December 1, 2020, 12:03PMNuclear News

The United Kingdom, the first of the world’s major economies to adopt a legally binding commitment to achieve net-zero greenhouse gas emissions by 2050, has released a blueprint to help realize that goal—one that includes a substantial role for nuclear energy

The Ten Point Plan for a Green Industrial Revolution will mobilize a total of £12 billion (about $16 billion) of government investment to create and support up to 250,000 highly skilled green jobs in the United Kingdom and spur over three times as much private sector investment by 2030, according to the UK government on November 18.

In addition to nuclear, offshore wind, hydrogen production, carbon capture, and vehicle electrification are also earmarked for significant investment in the 38-page document.

Hinkley Point B to be retired earlier than planned

November 30, 2020, 9:30AMNuclear News

Hinkley Point B, in Somerset, England. Photo: EDF Energy

EDF Energy has made a “proactive decision” to move Britain’s Hinkley Point B power station into its defueling phase no later than July 15, 2022—some eight months earlier than previously scheduled—the company announced on November 19.

The two-unit plant, located in Somerset, England, began generating electricity in 1976 and has since produced more than 300 TWh of power, enough to meet the electricity requirements of every home in the United Kingdom for three years, according to EDF.

U.K. trade group debuts blueprint for lowering nuclear construction costs

September 3, 2020, 9:29AMNuclear News

The Nuclear Industry Association (NIA), the trade group for the United Kingdom’s civil nuclear industry, unveiled a new report yesterday that sets out a framework for cutting the cost of building new nuclear power plants in Britain.

The 27-page report, Nuclear Sector Deal: Nuclear New Build Cost Reduction, is available online.

EDF fined millions for disseminating misleading information about U.K. nuclear project

August 5, 2020, 3:21PMNuclear News

The Enforcement Committee of the Autorité des Marchés Financiers (AMF) has imposed a fine of €5 million (about $5.9 million) on Électricitéde France for providing false information about the Hinkley Point C new-build nuclear project in the United Kingdom. The committee has also imposed a €50,000 (about $59,000) fine on EDF’s former chairman and chief executive officer, Henri Proglio. According to a July 30 statement from the AMF, the false information was spread via an October 8, 2014, news release.

The AMF is described on its website as an independent public authority that regulates the French financial marketplace and its participants.

New design center supports construction of Hinkley Point C

July 21, 2020, 9:38AMNuclear News

UK EPR Design Centre, Bristol, England. Image: EDF Energy

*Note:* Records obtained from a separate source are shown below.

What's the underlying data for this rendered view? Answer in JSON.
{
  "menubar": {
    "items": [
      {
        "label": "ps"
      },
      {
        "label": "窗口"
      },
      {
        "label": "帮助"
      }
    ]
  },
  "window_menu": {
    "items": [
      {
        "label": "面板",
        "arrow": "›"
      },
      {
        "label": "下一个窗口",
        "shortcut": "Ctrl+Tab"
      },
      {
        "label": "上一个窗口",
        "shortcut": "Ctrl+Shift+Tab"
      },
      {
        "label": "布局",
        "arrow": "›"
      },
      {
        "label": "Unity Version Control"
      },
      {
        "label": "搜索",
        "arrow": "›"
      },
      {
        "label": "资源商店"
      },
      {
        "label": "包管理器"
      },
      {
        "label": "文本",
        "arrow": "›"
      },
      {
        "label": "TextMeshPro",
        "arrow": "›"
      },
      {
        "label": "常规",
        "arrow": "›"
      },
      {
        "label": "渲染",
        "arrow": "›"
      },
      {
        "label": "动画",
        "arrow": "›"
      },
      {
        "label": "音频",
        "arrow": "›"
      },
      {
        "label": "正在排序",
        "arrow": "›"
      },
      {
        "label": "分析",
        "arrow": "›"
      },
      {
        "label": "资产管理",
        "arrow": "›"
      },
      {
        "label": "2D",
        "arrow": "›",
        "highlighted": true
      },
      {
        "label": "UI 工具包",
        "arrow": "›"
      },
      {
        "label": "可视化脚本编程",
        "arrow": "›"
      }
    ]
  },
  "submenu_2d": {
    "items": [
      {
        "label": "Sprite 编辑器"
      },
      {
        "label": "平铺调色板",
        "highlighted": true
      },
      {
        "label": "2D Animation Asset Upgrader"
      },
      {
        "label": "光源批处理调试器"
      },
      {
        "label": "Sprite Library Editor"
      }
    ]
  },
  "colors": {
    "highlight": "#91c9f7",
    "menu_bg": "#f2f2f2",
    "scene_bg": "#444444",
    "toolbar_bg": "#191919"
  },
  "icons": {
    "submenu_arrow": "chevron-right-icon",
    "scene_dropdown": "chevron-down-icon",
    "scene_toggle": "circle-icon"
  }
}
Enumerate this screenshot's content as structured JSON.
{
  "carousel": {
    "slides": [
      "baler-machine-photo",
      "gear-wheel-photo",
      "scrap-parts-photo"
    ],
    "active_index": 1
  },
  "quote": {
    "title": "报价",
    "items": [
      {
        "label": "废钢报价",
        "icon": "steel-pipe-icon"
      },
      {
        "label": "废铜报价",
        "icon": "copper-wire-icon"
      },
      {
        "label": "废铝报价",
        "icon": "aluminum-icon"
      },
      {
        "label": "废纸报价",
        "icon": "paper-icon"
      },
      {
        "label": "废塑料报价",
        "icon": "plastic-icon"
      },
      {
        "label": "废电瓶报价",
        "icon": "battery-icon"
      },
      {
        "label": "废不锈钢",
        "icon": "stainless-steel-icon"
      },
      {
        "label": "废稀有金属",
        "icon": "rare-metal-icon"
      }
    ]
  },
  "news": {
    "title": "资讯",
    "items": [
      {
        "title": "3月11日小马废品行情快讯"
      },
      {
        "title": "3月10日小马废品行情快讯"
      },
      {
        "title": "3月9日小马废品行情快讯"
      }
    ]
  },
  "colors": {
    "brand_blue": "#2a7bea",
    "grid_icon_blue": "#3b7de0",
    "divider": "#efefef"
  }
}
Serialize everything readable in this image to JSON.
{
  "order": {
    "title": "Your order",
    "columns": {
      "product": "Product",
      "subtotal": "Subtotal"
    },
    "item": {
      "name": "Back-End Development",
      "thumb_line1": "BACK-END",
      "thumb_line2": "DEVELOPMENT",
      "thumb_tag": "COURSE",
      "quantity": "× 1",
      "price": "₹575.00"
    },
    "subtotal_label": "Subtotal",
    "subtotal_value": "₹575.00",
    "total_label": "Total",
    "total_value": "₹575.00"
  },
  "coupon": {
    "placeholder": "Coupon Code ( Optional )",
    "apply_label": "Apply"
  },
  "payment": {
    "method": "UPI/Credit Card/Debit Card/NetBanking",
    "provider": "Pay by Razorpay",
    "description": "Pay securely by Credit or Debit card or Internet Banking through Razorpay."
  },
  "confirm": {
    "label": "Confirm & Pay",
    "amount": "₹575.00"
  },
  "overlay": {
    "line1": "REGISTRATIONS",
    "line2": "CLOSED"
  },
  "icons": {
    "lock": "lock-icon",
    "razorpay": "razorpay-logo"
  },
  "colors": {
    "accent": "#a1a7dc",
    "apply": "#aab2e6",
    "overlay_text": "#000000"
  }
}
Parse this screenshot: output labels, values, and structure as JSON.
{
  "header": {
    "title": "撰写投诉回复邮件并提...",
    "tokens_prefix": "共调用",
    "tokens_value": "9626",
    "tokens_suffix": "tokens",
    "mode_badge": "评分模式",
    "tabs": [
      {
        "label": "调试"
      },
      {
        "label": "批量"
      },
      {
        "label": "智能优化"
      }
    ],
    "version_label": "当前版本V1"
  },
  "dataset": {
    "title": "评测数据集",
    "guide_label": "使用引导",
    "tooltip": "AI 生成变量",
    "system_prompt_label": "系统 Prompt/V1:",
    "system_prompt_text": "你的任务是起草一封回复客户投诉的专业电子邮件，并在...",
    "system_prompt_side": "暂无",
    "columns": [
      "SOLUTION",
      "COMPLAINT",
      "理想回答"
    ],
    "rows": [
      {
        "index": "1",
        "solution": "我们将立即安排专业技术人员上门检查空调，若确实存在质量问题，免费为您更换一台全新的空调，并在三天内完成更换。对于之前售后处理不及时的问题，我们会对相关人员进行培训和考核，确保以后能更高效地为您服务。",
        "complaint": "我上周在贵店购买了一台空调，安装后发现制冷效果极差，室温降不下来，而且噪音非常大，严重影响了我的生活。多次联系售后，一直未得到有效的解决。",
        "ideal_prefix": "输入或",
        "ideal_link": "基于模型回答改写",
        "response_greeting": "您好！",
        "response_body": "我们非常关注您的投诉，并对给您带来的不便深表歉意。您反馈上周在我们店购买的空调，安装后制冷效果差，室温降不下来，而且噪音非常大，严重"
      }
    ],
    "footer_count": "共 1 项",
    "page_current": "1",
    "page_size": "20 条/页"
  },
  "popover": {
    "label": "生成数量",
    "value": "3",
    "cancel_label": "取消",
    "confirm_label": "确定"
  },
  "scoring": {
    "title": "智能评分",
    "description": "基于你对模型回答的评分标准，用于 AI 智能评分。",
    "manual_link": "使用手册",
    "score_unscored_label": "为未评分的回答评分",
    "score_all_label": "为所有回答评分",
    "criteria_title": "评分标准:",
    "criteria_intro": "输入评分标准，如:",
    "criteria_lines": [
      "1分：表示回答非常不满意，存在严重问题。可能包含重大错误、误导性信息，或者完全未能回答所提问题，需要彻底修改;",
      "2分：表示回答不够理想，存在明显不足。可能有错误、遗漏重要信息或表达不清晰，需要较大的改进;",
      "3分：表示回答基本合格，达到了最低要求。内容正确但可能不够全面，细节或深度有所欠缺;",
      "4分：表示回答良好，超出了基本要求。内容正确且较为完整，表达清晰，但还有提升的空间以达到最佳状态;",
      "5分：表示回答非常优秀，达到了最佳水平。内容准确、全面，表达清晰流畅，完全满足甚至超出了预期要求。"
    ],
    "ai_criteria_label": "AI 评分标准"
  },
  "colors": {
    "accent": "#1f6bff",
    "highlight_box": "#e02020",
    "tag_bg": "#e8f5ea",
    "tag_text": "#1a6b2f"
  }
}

EDF Energy has opened a new engineering design facility in Bristol, England, to support the next phase of construction at the Hinkley Point C nuclear power station in Somerset, the company announced on July 14. The UK EPR Design Centre at Aztec West brings together nuclear designers and engineers from EDF and British engineering partners and suppliers, including Framatome UK, Atkins, Jacobs, Assystem, Anotech, and Vulcain, the announcement said.

More nuclear a good choice for U.K., but costs must fall, report says

June 23, 2020, 3:18PMNuclear News

A report published last week by Energy Systems Catapult, a U.K.-based clean energy nonprofit, concludes that adding double-digit gigawatts of new nuclear is a “low-regrets option” for the United Kingdom as it strives to achieve net-zero carbon emissions by 2050. (Legislation establishing the 2050 target date was signed in June of last year, making the United Kingdom the first of the world’s major economic powers to take that step.) The report also stresses, however, that costs for new nuclear must decrease significantly for the technology to meet its potential.